= TASK GOAL =
Whenever a line in the entries below contains "title", copy that line.

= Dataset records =

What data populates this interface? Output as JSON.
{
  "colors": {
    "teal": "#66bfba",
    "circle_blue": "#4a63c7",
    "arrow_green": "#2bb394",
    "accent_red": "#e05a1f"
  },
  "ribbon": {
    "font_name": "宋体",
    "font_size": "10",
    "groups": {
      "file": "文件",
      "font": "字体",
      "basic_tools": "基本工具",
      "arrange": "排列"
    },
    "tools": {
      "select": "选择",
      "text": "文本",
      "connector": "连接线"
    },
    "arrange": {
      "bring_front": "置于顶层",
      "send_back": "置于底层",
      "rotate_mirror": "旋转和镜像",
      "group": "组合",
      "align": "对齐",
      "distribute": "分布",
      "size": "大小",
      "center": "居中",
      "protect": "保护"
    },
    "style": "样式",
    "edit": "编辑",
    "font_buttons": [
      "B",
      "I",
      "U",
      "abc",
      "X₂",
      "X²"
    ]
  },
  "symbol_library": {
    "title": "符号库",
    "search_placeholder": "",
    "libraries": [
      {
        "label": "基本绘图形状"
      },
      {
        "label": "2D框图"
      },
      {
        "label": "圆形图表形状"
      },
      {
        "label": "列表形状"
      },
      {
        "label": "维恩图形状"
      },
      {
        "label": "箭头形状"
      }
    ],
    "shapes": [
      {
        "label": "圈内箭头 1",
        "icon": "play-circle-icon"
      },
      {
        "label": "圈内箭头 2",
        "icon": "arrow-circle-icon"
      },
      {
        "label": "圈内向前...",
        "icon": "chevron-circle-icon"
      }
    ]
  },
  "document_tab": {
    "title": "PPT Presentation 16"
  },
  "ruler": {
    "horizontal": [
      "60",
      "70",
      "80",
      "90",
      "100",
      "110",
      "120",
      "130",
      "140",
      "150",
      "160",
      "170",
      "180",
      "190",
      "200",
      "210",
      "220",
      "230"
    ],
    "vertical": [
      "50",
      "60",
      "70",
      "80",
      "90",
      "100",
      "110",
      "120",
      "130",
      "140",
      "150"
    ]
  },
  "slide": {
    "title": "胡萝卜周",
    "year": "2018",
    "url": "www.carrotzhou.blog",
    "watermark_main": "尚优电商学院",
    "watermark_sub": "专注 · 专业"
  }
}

= EXERCISE OUTPUT =
    "title": "符号库",
    "title": "PPT Presentation 16"
    "title": "胡萝卜周",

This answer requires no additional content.